Iron is an essential element for the survival of living organisms, from bacteria to mammals. It has multiple roles in the functioning of organisms, such as DNA synthesis, oxygen transfer or electron transfer essential for energy production. However, in an oxidizing environment where it precipitates and forms granules with other elements, it is very poorly bioavailable to organisms, which have to compete with strategies to dissolve it and make it available again. The acquisition of iron is therefore the subject of fierce competition between living organisms that have developed different strategies aimed at recovering this essential micronutrient.
Iron-carrying molecules, “siderophores”
One strategy for iron acquisition by bacteria consists in the production of small organic molecules with a high affinity for iron to form complexes that are water-soluble and accessible to bacteria. Among these molecules, siderophores (from the ancient Greek siderophoros, “carrier of iron”) are the most effective and are produced by many microbes on the planet. Many microorganisms have also evolved intracellular iron storage structures, which allow them to manage requirements more efficiently independent of fluctuations in the availability of iron outside the cell. Although effective, these strategies come with significant energy costs.
Two proven roles of pulcherrimin
To complete his quest, Vincent Charron-Lamoureux chose his tools: Bacillus subtilisas a model bacterium that produces pulkeriminic acid, and bacteria Pseudomonas protects, as a competitive model.
We observed that the iron content of the Bacillus subtilis biofilm increased when it produced pulcherriminic acid, which was the first evidence that bacteria can take up iron from pulcherrimin.
Vincent Charron-Lamoureux, PhD student in biology
Thanks to his experiments, Vincent demonstrated the first role: in the presence of a competitor, the production of pulcherriminic acid creates a local extracellular reserve of iron, which can then be recovered by the siderophore bacillibactin B. subtilis.

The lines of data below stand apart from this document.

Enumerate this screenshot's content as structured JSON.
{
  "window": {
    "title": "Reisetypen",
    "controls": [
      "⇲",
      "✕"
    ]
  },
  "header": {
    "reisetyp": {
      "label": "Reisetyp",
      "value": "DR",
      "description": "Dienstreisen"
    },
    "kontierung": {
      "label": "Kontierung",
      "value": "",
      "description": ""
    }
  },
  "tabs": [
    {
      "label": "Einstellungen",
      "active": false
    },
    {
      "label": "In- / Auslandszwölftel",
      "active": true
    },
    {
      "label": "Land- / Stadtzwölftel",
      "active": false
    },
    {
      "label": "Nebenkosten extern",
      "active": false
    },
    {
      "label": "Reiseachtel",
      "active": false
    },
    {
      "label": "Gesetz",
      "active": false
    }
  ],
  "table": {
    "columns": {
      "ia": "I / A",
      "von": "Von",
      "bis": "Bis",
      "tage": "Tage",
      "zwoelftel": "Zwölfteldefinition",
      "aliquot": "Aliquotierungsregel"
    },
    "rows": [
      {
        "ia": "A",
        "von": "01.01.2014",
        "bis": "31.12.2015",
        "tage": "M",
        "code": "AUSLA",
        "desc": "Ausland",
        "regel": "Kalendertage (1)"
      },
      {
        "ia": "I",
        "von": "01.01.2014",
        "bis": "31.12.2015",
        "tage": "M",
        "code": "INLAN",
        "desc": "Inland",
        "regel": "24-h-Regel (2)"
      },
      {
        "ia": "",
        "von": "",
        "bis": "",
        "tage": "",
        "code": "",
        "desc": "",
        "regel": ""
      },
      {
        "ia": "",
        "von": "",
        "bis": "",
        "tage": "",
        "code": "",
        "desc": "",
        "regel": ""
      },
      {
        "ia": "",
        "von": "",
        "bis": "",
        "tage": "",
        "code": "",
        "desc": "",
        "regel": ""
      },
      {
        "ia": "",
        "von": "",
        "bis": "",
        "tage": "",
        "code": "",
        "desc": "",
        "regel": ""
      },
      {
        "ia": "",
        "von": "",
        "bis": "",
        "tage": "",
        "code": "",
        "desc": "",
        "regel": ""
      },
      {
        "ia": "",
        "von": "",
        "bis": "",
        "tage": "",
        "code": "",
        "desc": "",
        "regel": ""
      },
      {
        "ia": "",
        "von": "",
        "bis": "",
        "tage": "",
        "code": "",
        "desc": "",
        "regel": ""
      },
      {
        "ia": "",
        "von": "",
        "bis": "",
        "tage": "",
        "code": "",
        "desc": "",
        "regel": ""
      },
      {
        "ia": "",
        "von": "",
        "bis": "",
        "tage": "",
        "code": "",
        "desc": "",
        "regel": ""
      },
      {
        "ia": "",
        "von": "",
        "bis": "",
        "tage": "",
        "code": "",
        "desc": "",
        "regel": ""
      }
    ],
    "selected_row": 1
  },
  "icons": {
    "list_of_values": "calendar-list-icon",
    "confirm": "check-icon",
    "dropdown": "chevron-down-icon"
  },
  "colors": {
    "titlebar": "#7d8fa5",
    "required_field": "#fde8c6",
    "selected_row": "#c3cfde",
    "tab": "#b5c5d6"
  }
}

This strategy is counterintuitive, as it aims to precipitate iron outside the cell, thus making it less available. However, this study shows that this strategy is viable as it is closely related to the common iron acquisition strategy using siderophores. To keep the Iron War analogy, this strategy is similar to destroying a bridge during a conflict to cut off the enemy’s supply lines.
To continue the various phases of their research on pulcherrimin, Vincent Charron-Lamoureux and Pascale B. Beauregard joined forces with three professors from the Department of Chemistry, namely Jean-Philippe Bellenger, an expert in biogeochemistry, Claude Legault, an expert in synthetic chemistry, and Philippe Dauphin -Ducharme, specialist in electrochemistry. This association highlighted the fact that pulcherrimin has another role, crucial for cell survival.
Another role of pulcherrimin that we have confirmed is that it reduces stress caused by reactive oxygen molecules. This oxidative stress, if not resolved, can cause DNA damage and lead to bacterial death. Therefore, the bacterium uses pulcherrimine to counteract the increase in oxidative stress caused by the competitor in its environment.
Taken together, this study reveals that pulkerimic acid is at the center of a complex iron management strategy that promotes controlled extracellular deposition of iron when B. subtilis faces certain competitors. It is changing the understanding of iron management by bacteria not only in soil, but also in their interactions with humans and animals.
This new unsuspected “iron war” strategy was published in a scientific journal Nature Communications.